I did have one regret. As we were barnstorming the countryside, Ted hammed it up for the camera and did a little flying with his arms. I shot what I could by my mind was telling me I should have brought a second camera with the Sigma 12-24mm that was sitting in the car trunk. Then again, maybe I didn’t need both of his hands in the frame to convey how great Ted feels to be flying. The sun was setting as I headed home happy with how the two Sigma lenses performed and the type of shots they allowed me to capture.
The next morning held a new challenge in the form of air to air photography. This time the tried and true Sigma 70-200mm f2.8 DG OS took center stage. Backup was the 150-600. Really, you ask? I mentioned before wanting to shoot the extremes. It can set you apart from the rest. At an earlier fly-in this year I did fantastic photographs with the Sigma 120-300 f2.8 DG OS HSM lens. So this was going to be a test to see if the 150-600mm could handle an air to air.
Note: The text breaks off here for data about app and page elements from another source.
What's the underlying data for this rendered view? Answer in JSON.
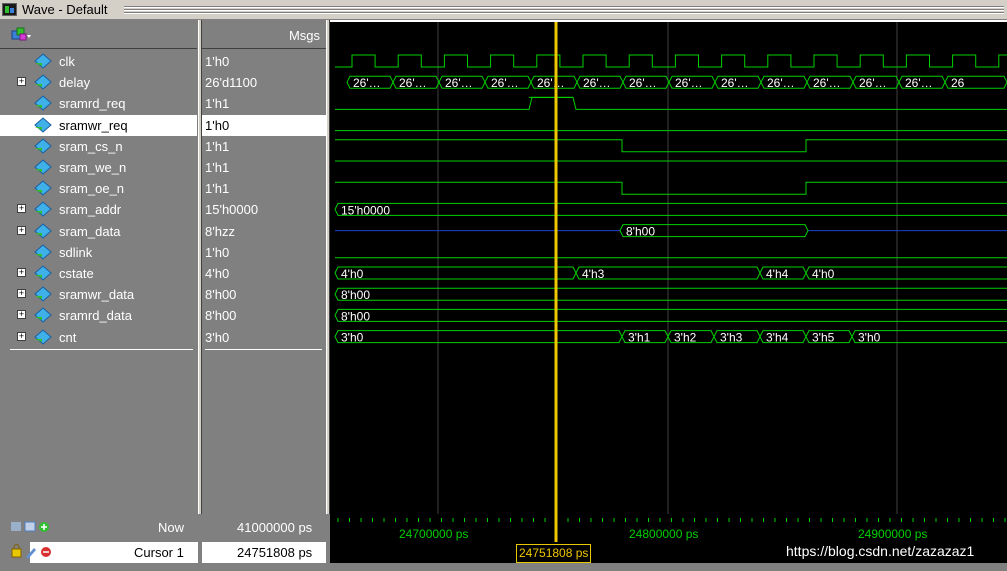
{
  "window": {
    "title": "Wave - Default"
  },
  "header": {
    "msgs_label": "Msgs"
  },
  "signals": [
    {
      "name": "clk",
      "value": "1'h0",
      "expandable": false
    },
    {
      "name": "delay",
      "value": "26'd1100",
      "expandable": true
    },
    {
      "name": "sramrd_req",
      "value": "1'h1",
      "expandable": false
    },
    {
      "name": "sramwr_req",
      "value": "1'h0",
      "expandable": false,
      "selected": true
    },
    {
      "name": "sram_cs_n",
      "value": "1'h1",
      "expandable": false
    },
    {
      "name": "sram_we_n",
      "value": "1'h1",
      "expandable": false
    },
    {
      "name": "sram_oe_n",
      "value": "1'h1",
      "expandable": false
    },
    {
      "name": "sram_addr",
      "value": "15'h0000",
      "expandable": true
    },
    {
      "name": "sram_data",
      "value": "8'hzz",
      "expandable": true
    },
    {
      "name": "sdlink",
      "value": "1'h0",
      "expandable": false
    },
    {
      "name": "cstate",
      "value": "4'h0",
      "expandable": true
    },
    {
      "name": "sramwr_data",
      "value": "8'h00",
      "expandable": true
    },
    {
      "name": "sramrd_data",
      "value": "8'h00",
      "expandable": true
    },
    {
      "name": "cnt",
      "value": "3'h0",
      "expandable": true
    }
  ],
  "wave_labels": {
    "delay": [
      "26'…",
      "26'…",
      "26'…",
      "26'…",
      "26'…",
      "26'…",
      "26'…",
      "26'…",
      "26'…",
      "26'…",
      "26'…",
      "26'…",
      "26'…",
      "26"
    ],
    "sram_addr": "15'h0000",
    "sram_data": "8'h00",
    "cstate": [
      "4'h0",
      "4'h3",
      "4'h4",
      "4'h0"
    ],
    "sramwr_data": "8'h00",
    "sramrd_data": "8'h00",
    "cnt": [
      "3'h0",
      "3'h1",
      "3'h2",
      "3'h3",
      "3'h4",
      "3'h5",
      "3'h0"
    ]
  },
  "status": {
    "now_label": "Now",
    "now_value": "41000000 ps",
    "cursor_label": "Cursor 1",
    "cursor_value": "24751808 ps",
    "cursor_marker": "24751808 ps"
  },
  "timeline": {
    "labels": [
      "24700000 ps",
      "24800000 ps",
      "24900000 ps"
    ]
  },
  "watermark": "https://blog.csdn.net/zazazaz1",
  "colors": {
    "wave": "#00d000",
    "highz": "#1a3fd0",
    "cursor": "#f0c800",
    "grid": "#404040"
  }
}
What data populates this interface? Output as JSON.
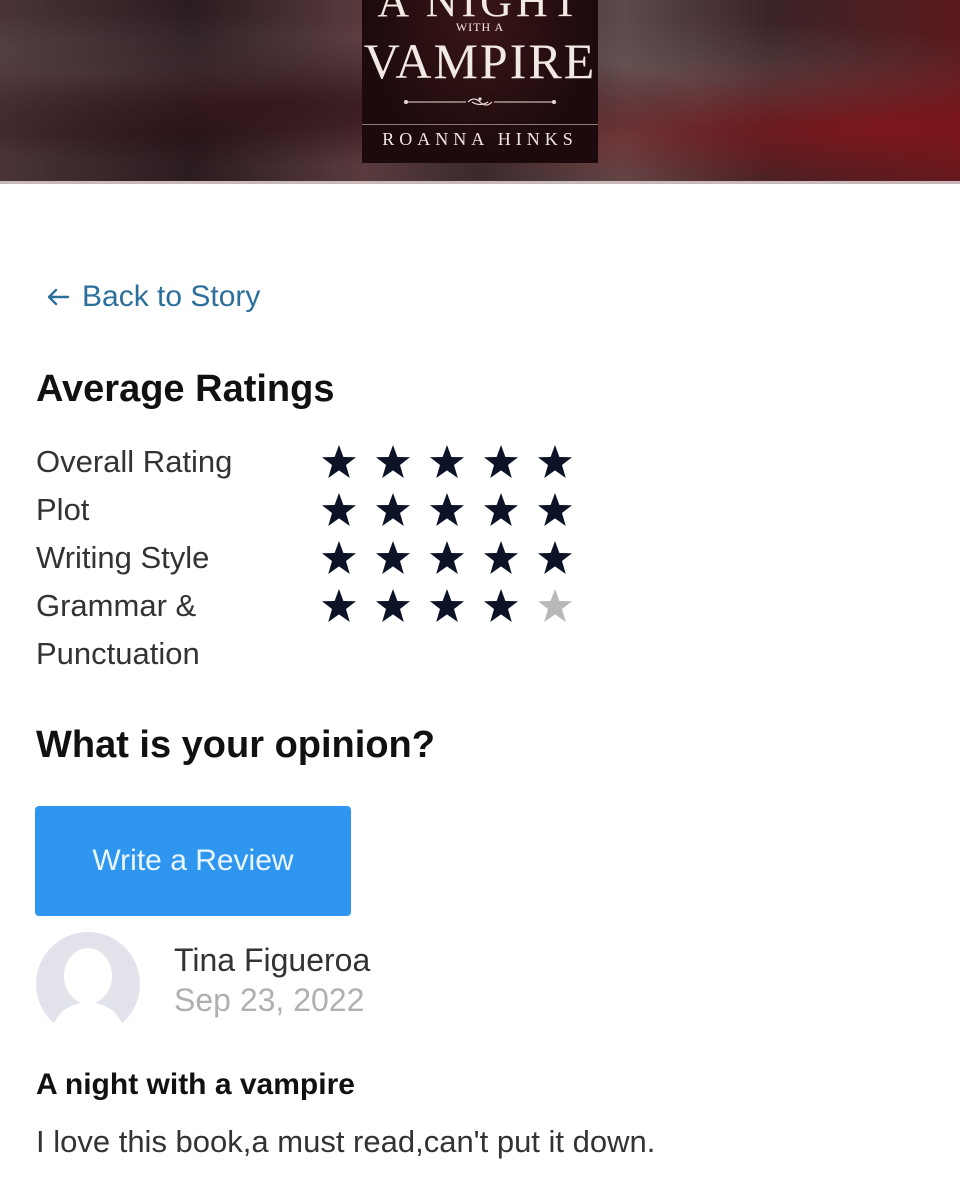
{
  "book": {
    "title_line1": "A NIGHT",
    "title_line2": "WITH A",
    "title_line3": "VAMPIRE",
    "author": "ROANNA HINKS"
  },
  "nav": {
    "back_label": "Back to Story"
  },
  "ratings": {
    "heading": "Average Ratings",
    "items": [
      {
        "label": "Overall Rating",
        "stars": 5,
        "max": 5
      },
      {
        "label": "Plot",
        "stars": 5,
        "max": 5
      },
      {
        "label": "Writing Style",
        "stars": 5,
        "max": 5
      },
      {
        "label": "Grammar & Punctuation",
        "stars": 4,
        "max": 5
      }
    ],
    "colors": {
      "filled": "#0d1326",
      "empty": "#b8b8b8"
    }
  },
  "opinion": {
    "heading": "What is your opinion?",
    "button_label": "Write a Review"
  },
  "review": {
    "reviewer": "Tina Figueroa",
    "date": "Sep 23, 2022",
    "title": "A night with a vampire",
    "body": "I love this book,a must read,can't put it down."
  },
  "colors": {
    "accent": "#2f96ef",
    "link": "#2d6f9b"
  }
}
The subject was Rob Bach’s Bentzen Sport, a homebuilt aircraft from 1961. As with shooting most airplanes, I was using a Canon 1DX, using AI servo focus and back button focus. As we flew in formation over the countryside, Rob moved the small plane to every location I asked him to so I could get varying angles. And every now and then, I pulled out the 150-600 to see what I could get. Shutter speed was at 1/80th of a second, so I wasn’t expecting a huge amount in focus when I zoomed past 300mm. Much like shooting aircraft landing, the slower the shutter speed, the more the propeller blurs. For most aviation photographers, the goal is to have a full circle of prop blur. Depending on the RPMs the aircraft’s engine is turning, a shutter speed of 1/60th to 1/80th will do that.
Checking the images later on the computer, those that were in focus were amazing. It seemed 300mm seemed to work the best for me. And that extra 100mm of focal length gives me that little bit of edge over someone else.
Packing up to head home, I ran into one of the pilots that has flown me for many air to air missions. Slightly scraggly-faced from camping and not shaving, he was heading home to Colorado. Grabbing the 1DX with the 70-200 I shot a few quick portraits of him. My initial thought had been to use the 24-35 for an environmental type portrait, but there was too much in the background to distract. So the 70-200 was a good choice to narrow my field of view. The only problem with the Sigma 70-200 is that it was too sharp for the image I had in my mind, but the addition of a lot of clarity in Photoshop, and a quick conversion to black and white, and I had the photo I wanted of Walt.
Actually, I had all of the photos I wanted from the Brodhead fly-in. Between the Sigma 150-600, the Sigma 24-35, and the Sigma 70-200mm, I covered all bases. They were easy to carry around. They let me see the vision I had in my mind. They delivered.